YOUR GOAL ->
For each record here, output an exact copy.

====== MATERIAL FOR THIS EXERCISE ======

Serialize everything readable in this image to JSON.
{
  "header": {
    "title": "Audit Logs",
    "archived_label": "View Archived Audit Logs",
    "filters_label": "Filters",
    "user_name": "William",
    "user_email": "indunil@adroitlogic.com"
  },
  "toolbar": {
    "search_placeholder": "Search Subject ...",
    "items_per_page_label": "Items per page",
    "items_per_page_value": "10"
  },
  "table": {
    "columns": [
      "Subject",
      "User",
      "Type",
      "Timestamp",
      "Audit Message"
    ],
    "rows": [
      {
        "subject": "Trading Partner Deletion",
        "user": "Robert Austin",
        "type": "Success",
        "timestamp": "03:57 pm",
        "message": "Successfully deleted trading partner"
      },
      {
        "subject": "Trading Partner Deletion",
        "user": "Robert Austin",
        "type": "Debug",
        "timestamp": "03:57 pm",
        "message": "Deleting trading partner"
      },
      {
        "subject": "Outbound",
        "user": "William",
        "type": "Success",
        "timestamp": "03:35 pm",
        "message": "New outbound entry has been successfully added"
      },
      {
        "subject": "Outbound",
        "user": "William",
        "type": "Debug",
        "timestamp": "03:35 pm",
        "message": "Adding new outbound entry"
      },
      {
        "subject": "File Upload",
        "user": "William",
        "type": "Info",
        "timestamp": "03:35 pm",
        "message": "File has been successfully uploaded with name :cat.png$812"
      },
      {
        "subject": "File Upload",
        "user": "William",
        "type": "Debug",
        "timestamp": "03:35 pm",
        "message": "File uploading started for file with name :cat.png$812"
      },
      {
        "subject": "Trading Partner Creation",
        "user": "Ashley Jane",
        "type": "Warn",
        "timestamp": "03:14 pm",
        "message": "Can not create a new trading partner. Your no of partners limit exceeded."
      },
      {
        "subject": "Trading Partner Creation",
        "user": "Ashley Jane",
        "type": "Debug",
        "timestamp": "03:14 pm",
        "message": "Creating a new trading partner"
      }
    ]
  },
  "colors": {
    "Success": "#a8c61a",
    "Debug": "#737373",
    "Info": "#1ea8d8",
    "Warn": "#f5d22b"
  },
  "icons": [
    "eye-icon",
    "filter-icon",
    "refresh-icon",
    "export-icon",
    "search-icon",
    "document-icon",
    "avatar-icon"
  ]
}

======

RESULT ->
Serialize everything readable in this image to JSON.
{
  "header": {
    "title": "Audit Logs",
    "archived_label": "View Archived Audit Logs",
    "filters_label": "Filters",
    "user_name": "William",
    "user_email": "indunil@adroitlogic.com"
  },
  "toolbar": {
    "search_placeholder": "Search Subject ...",
    "items_per_page_label": "Items per page",
    "items_per_page_value": "10"
  },
  "table": {
    "columns": [
      "Subject",
      "User",
      "Type",
      "Timestamp",
      "Audit Message"
    ],
    "rows": [
      {
        "subject": "Trading Partner Deletion",
        "user": "Robert Austin",
        "type": "Success",
        "timestamp": "03:57 pm",
        "message": "Successfully deleted trading partner"
      },
      {
        "subject": "Trading Partner Deletion",
        "user": "Robert Austin",
        "type": "Debug",
        "timestamp": "03:57 pm",
        "message": "Deleting trading partner"
      },
      {
        "subject": "Outbound",
        "user": "William",
        "type": "Success",
        "timestamp": "03:35 pm",
        "message": "New outbound entry has been successfully added"
      },
      {
        "subject": "Outbound",
        "user": "William",
        "type": "Debug",
        "timestamp": "03:35 pm",
        "message": "Adding new outbound entry"
      },
      {
        "subject": "File Upload",
        "user": "William",
        "type": "Info",
        "timestamp": "03:35 pm",
        "message": "File has been successfully uploaded with name :cat.png$812"
      },
      {
        "subject": "File Upload",
        "user": "William",
        "type": "Debug",
        "timestamp": "03:35 pm",
        "message": "File uploading started for file with name :cat.png$812"
      },
      {
        "subject": "Trading Partner Creation",
        "user": "Ashley Jane",
        "type": "Warn",
        "timestamp": "03:14 pm",
        "message": "Can not create a new trading partner. Your no of partners limit exceeded."
      },
      {
        "subject": "Trading Partner Creation",
        "user": "Ashley Jane",
        "type": "Debug",
        "timestamp": "03:14 pm",
        "message": "Creating a new trading partner"
      }
    ]
  },
  "colors": {
    "Success": "#a8c61a",
    "Debug": "#737373",
    "Info": "#1ea8d8",
    "Warn": "#f5d22b"
  },
  "icons": [
    "eye-icon",
    "filter-icon",
    "refresh-icon",
    "export-icon",
    "search-icon",
    "document-icon",
    "avatar-icon"
  ]
}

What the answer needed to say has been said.